  12. 12. Decay Schemes • Each radionuclide’s decay process is a unique characteristic of that radionuclide • Majority of pertinent information about the decay process and its associated radiation can be summarized in a line diagram called a decay scheme • Decay schemes identify the parent, daughter, mode of decay, intermediate excited states, energy levels, radiation emissions, and sometimes physical half-life
  13. 13. Generalized Decay Scheme
  14. 14. Radionuclide Production • All radionuclides commonly administered to patients in nuclear medicine are artificially produced • Most are produced by cyclotrons, nuclear reactors, or radionuclide generators
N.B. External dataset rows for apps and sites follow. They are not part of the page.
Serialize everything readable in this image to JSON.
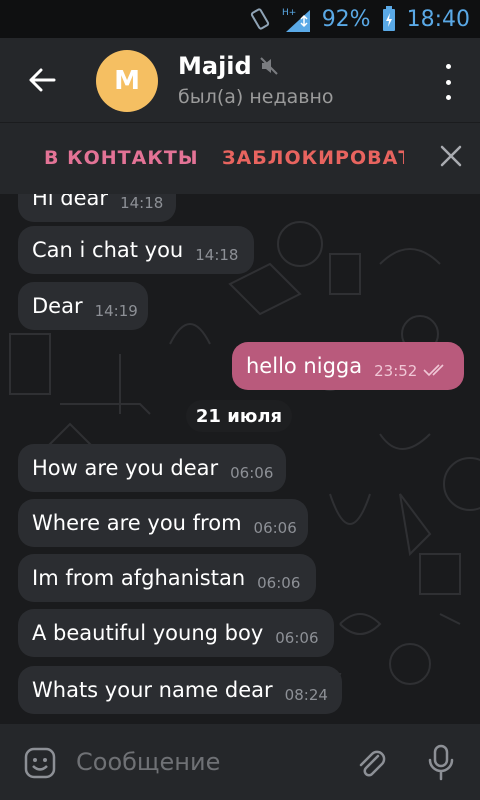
{
  "status": {
    "battery": "92%",
    "time": "18:40",
    "network": "H+"
  },
  "header": {
    "avatar_letter": "M",
    "name": "Majid",
    "last_seen": "был(а) недавно"
  },
  "actions": {
    "add_contact": "В КОНТАКТЫ",
    "block": "ЗАБЛОКИРОВАТЬ"
  },
  "messages": [
    {
      "text": "Hi dear",
      "time": "14:18",
      "dir": "in"
    },
    {
      "text": "Can i chat you",
      "time": "14:18",
      "dir": "in"
    },
    {
      "text": "Dear",
      "time": "14:19",
      "dir": "in"
    },
    {
      "text": "hello nigga",
      "time": "23:52",
      "dir": "out"
    },
    {
      "text": "How are you dear",
      "time": "06:06",
      "dir": "in"
    },
    {
      "text": "Where are you from",
      "time": "06:06",
      "dir": "in"
    },
    {
      "text": "Im from afghanistan",
      "time": "06:06",
      "dir": "in"
    },
    {
      "text": "A beautiful young boy",
      "time": "06:06",
      "dir": "in"
    },
    {
      "text": "Whats your name dear",
      "time": "08:24",
      "dir": "in"
    }
  ],
  "date_separator": "21 июля",
  "input": {
    "placeholder": "Сообщение"
  },
  "colors": {
    "accent": "#e37396",
    "outgoing": "#b95a7c",
    "avatar": "#f5bf62"
  }
}
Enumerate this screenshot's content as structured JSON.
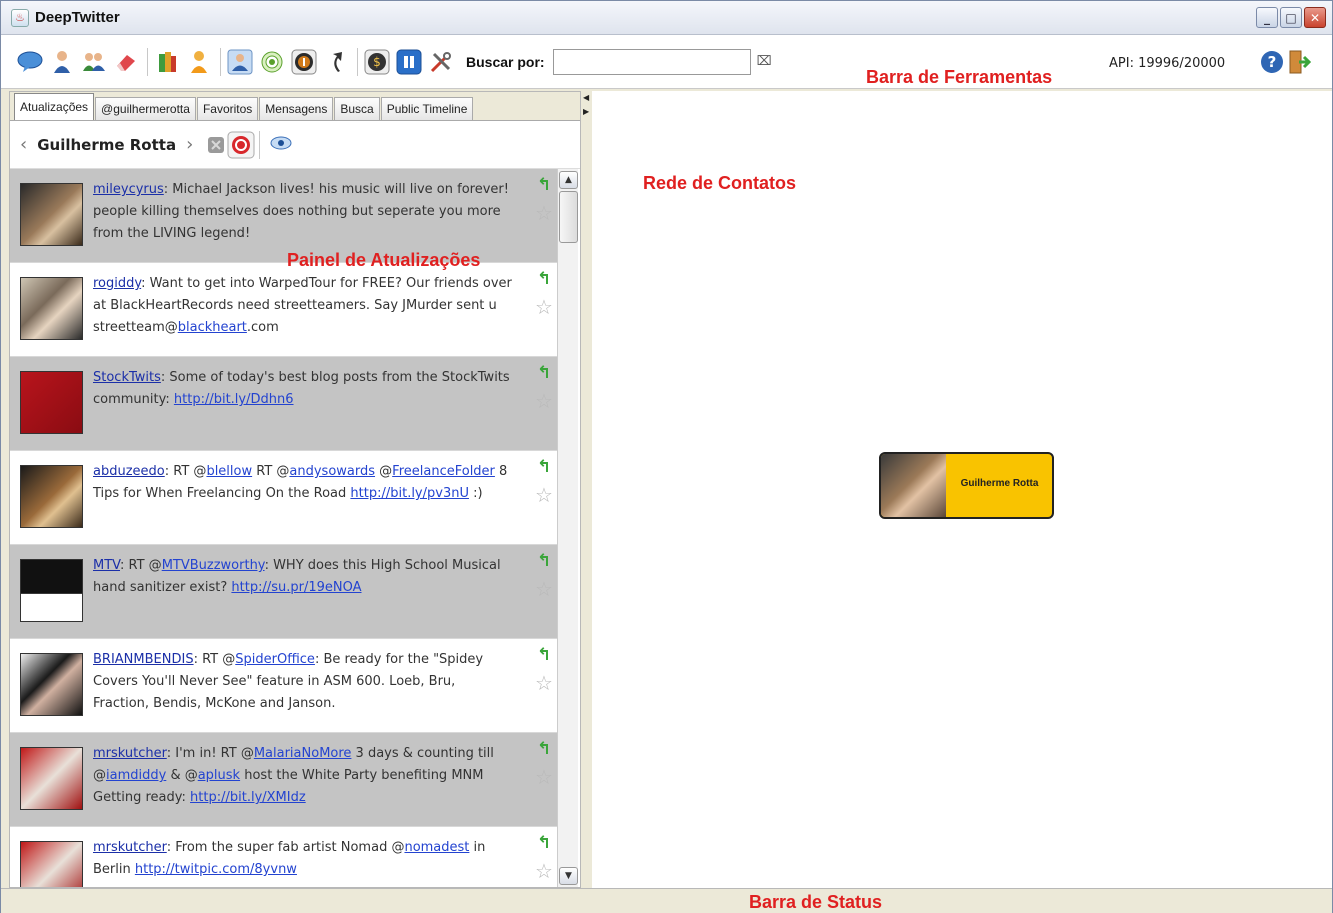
{
  "window": {
    "title": "DeepTwitter",
    "minimize_glyph": "_",
    "maximize_glyph": "□",
    "close_glyph": "✕"
  },
  "toolbar": {
    "icons": [
      "chat-bubble-icon",
      "user-icon",
      "users-icon",
      "eraser-icon",
      "books-icon",
      "person-add-icon",
      "user-profile-icon",
      "target-icon",
      "info-icon",
      "back-icon",
      "dollar-icon",
      "pause-icon",
      "tools-icon"
    ],
    "search_label": "Buscar por:",
    "search_value": "",
    "search_clear": "⌧",
    "api_status": "API: 19996/20000",
    "help_glyph": "?"
  },
  "annotations": {
    "toolbar_label": "Barra de Ferramentas",
    "contacts_label": "Rede de Contatos",
    "updates_label": "Painel de Atualizações",
    "status_label": "Barra de Status"
  },
  "tabs": [
    {
      "label": "Atualizações",
      "active": true
    },
    {
      "label": "@guilhermerotta",
      "active": false
    },
    {
      "label": "Favoritos",
      "active": false
    },
    {
      "label": "Mensagens",
      "active": false
    },
    {
      "label": "Busca",
      "active": false
    },
    {
      "label": "Public Timeline",
      "active": false
    }
  ],
  "userbar": {
    "prev": "‹",
    "name": "Guilherme Rotta",
    "next": "›"
  },
  "tweets": [
    {
      "user": "mileycyrus",
      "segments": [
        {
          "t": ": Michael Jackson lives! his music will live on forever! people killing themselves does nothing but seperate you more from the LIVING legend!"
        }
      ]
    },
    {
      "user": "rogiddy",
      "segments": [
        {
          "t": ": Want to get into WarpedTour for FREE? Our friends over at BlackHeartRecords need streetteamers. Say JMurder sent u streetteam@"
        },
        {
          "l": "blackheart"
        },
        {
          "t": ".com"
        }
      ]
    },
    {
      "user": "StockTwits",
      "segments": [
        {
          "t": ": Some of today's best blog posts from the StockTwits community: "
        },
        {
          "l": "http://bit.ly/Ddhn6"
        }
      ]
    },
    {
      "user": "abduzeedo",
      "segments": [
        {
          "t": ": RT @"
        },
        {
          "l": "blellow"
        },
        {
          "t": " RT @"
        },
        {
          "l": "andysowards"
        },
        {
          "t": " @"
        },
        {
          "l": "FreelanceFolder"
        },
        {
          "t": " 8 Tips for When Freelancing On the Road "
        },
        {
          "l": "http://bit.ly/pv3nU"
        },
        {
          "t": " :)"
        }
      ]
    },
    {
      "user": "MTV",
      "segments": [
        {
          "t": ": RT @"
        },
        {
          "l": "MTVBuzzworthy"
        },
        {
          "t": ": WHY does this High School Musical hand sanitizer exist? "
        },
        {
          "l": "http://su.pr/19eNOA"
        }
      ]
    },
    {
      "user": "BRIANMBENDIS",
      "segments": [
        {
          "t": ": RT @"
        },
        {
          "l": "SpiderOffice"
        },
        {
          "t": ": Be ready for the \"Spidey Covers You'll Never See\" feature in ASM 600. Loeb, Bru, Fraction, Bendis, McKone and Janson."
        }
      ]
    },
    {
      "user": "mrskutcher",
      "segments": [
        {
          "t": ": I'm in! RT @"
        },
        {
          "l": "MalariaNoMore"
        },
        {
          "t": " 3 days & counting till @"
        },
        {
          "l": "iamdiddy"
        },
        {
          "t": " & @"
        },
        {
          "l": "aplusk"
        },
        {
          "t": " host the White Party benefiting MNM Getting ready: "
        },
        {
          "l": "http://bit.ly/XMIdz"
        }
      ]
    },
    {
      "user": "mrskutcher",
      "segments": [
        {
          "t": ": From the super fab artist Nomad @"
        },
        {
          "l": "nomadest"
        },
        {
          "t": " in Berlin "
        },
        {
          "l": "http://twitpic.com/8yvnw"
        }
      ]
    }
  ],
  "graph": {
    "node_name": "Guilherme Rotta"
  },
  "colors": {
    "annotation_red": "#e02020",
    "node_fill": "#f9c300",
    "row_gray": "#c4c4c4"
  }
}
  15. 15. Cyclotrons • Cyclotrons produce radionuclides by bombarding stable nuclei with high-energy charged particles • Most cyclotron-produced radionuclides are neutron poor and therefore decay by positron emission or electron capture • Specialized hospital-based cyclotrons have been developed to produce positron-emitting radionuclides for positron emission tomography (PET) – Usually located near the PET imager because of short half-lives of the radionuclides produced
  16. 16. Nuclear Reactors • Specialized nuclear reactors used to produce clinically useful radionuclides from fission products or neutron activation of stable target material • Uranium-235 fission products can be chemically separated from other fission products with essentially no stable isotopes (carrier) of the radionuclide present • Concentration of these “carrier-free” fission- produced radionuclides is very high
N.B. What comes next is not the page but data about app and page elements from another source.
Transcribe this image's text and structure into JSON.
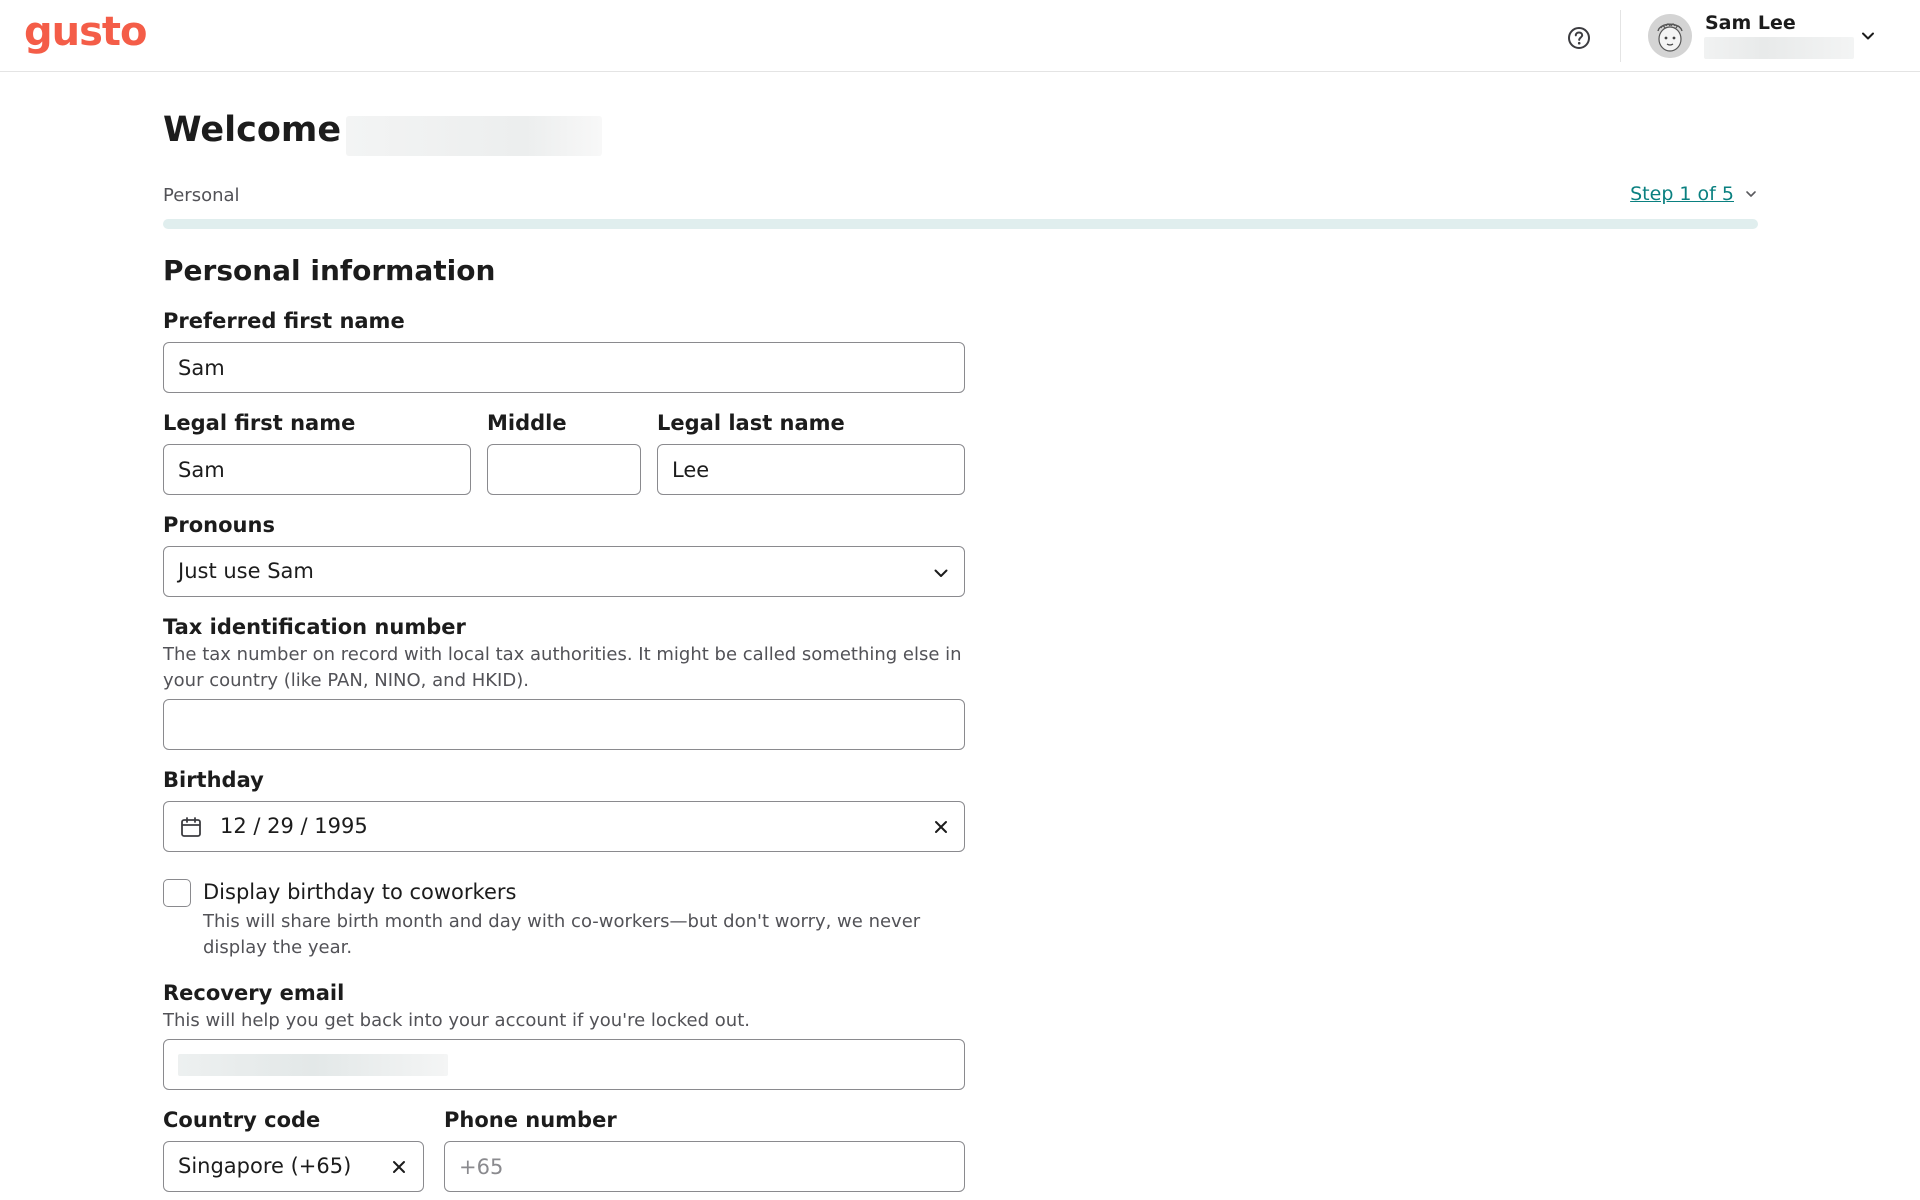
{
  "app": {
    "logo_text": "gusto",
    "brand_color": "#f45d48",
    "accent_color": "#0a8080"
  },
  "header": {
    "help_icon": "question-circle-icon",
    "user": {
      "name": "Sam Lee",
      "avatar_icon": "avatar-illustration",
      "menu_icon": "chevron-down-icon"
    }
  },
  "welcome": {
    "title": "Welcome to"
  },
  "progress": {
    "section_label": "Personal",
    "step_text": "Step 1 of 5",
    "current_step": 1,
    "total_steps": 5
  },
  "form": {
    "title": "Personal information",
    "preferred_first_name": {
      "label": "Preferred first name",
      "value": "Sam"
    },
    "legal_first_name": {
      "label": "Legal first name",
      "value": "Sam"
    },
    "middle_name": {
      "label": "Middle",
      "value": ""
    },
    "legal_last_name": {
      "label": "Legal last name",
      "value": "Lee"
    },
    "pronouns": {
      "label": "Pronouns",
      "value": "Just use Sam"
    },
    "tax_id": {
      "label": "Tax identification number",
      "hint_line1": "The tax number on record with local tax authorities. It might be called something else in",
      "hint_line2": "your country (like PAN, NINO, and HKID).",
      "value": ""
    },
    "birthday": {
      "label": "Birthday",
      "value": "12 / 29 / 1995"
    },
    "display_birthday": {
      "label": "Display birthday to coworkers",
      "checked": false,
      "hint_line1": "This will share birth month and day with co-workers—but don't worry, we never",
      "hint_line2": "display the year."
    },
    "recovery_email": {
      "label": "Recovery email",
      "hint": "This will help you get back into your account if you're locked out."
    },
    "country_code": {
      "label": "Country code",
      "value": "Singapore (+65)"
    },
    "phone_number": {
      "label": "Phone number",
      "placeholder": "+65",
      "value": ""
    }
  }
}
  17. 17. Neutron Activation • Neutrons produced by the fission of uranium in a nuclear reactor can be used to create radionuclides by bombarding stable target material placed in the reactor • Process involves capture of neutrons by stable nuclei • Almost all radionuclides produced by neutron activation decay by beta-minus particle emission
  18. 18. Radionuclide Generators • Technetium-99m has been the most important radionuclide used in nuclear medicine • Short half-life (6 hours) makes it impractical to store even a weekly supply • Supply problem overcome by obtaining parent Mo-99, which has a longer half-life (67 hours) and continually produces Tc-99m • A system for holding the parent in such a way that the daughter can be easily separated for clinical use is called a radionuclide generator
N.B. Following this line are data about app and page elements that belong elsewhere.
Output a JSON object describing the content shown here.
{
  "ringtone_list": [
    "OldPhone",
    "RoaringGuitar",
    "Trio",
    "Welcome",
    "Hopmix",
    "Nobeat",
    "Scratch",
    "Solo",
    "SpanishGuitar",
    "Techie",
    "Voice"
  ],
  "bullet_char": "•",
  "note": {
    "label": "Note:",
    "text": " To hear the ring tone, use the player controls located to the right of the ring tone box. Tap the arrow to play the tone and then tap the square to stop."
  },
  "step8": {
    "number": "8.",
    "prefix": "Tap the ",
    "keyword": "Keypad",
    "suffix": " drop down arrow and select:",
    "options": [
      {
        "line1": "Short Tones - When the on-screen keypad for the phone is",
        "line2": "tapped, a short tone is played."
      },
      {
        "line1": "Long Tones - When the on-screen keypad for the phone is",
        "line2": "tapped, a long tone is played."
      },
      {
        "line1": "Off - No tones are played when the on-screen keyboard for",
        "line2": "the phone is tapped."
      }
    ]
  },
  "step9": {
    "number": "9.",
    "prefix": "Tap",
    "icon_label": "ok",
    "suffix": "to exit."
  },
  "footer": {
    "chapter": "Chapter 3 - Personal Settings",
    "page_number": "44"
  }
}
  19. 19. Transient Equilibrium • Between elutions, the daughter (Tc-99m) builds up as the parent (Mo-99) continues to decay • After approximately 23 hours the Tc-99m activity reaches a maximum, at which time the production rate and the decay rate are equal and the parent and daughter are said to be in transient equilibrium • Once transient equilibrium has been reached, the daughter activity decreases, with an apparent half- life equal to the half-life of the parent • Transient equilibrium occurs when the half-life of the parent is greater than that of the daughter by a factor of ~10
  20. 20. Secular Equilibrium • If the half-life of the parent is very much longer than that of the daughter (I.e., more than about 100× longer), secular equilibrium occurs after approximately five to six half-lives of the daughter • In secular equilibrium, the activity of the parent and the daughter are the same if all of the parent atoms decay directly to the daughter • Once secular equilibrium is reached, the daughter will have an apparent half-life equal to that of the parent
  21. 21. Ideal Radiopharmaceuticals • Low radiation dose • High target/nontarget activity • Safety • Convenience • Cost-effectiveness
  22. 22. Mechanisms of Localization • Compartmental localization and leakage • Cell sequestration • Phagocytosis • Passive diffusion • Metabolism • Active transport
  23. 23. Localization (cont.) • Capillary blockade • Perfusion • Chemotaxis • Antibody-antigen complexation • Receptor binding • Physiochemical adsorption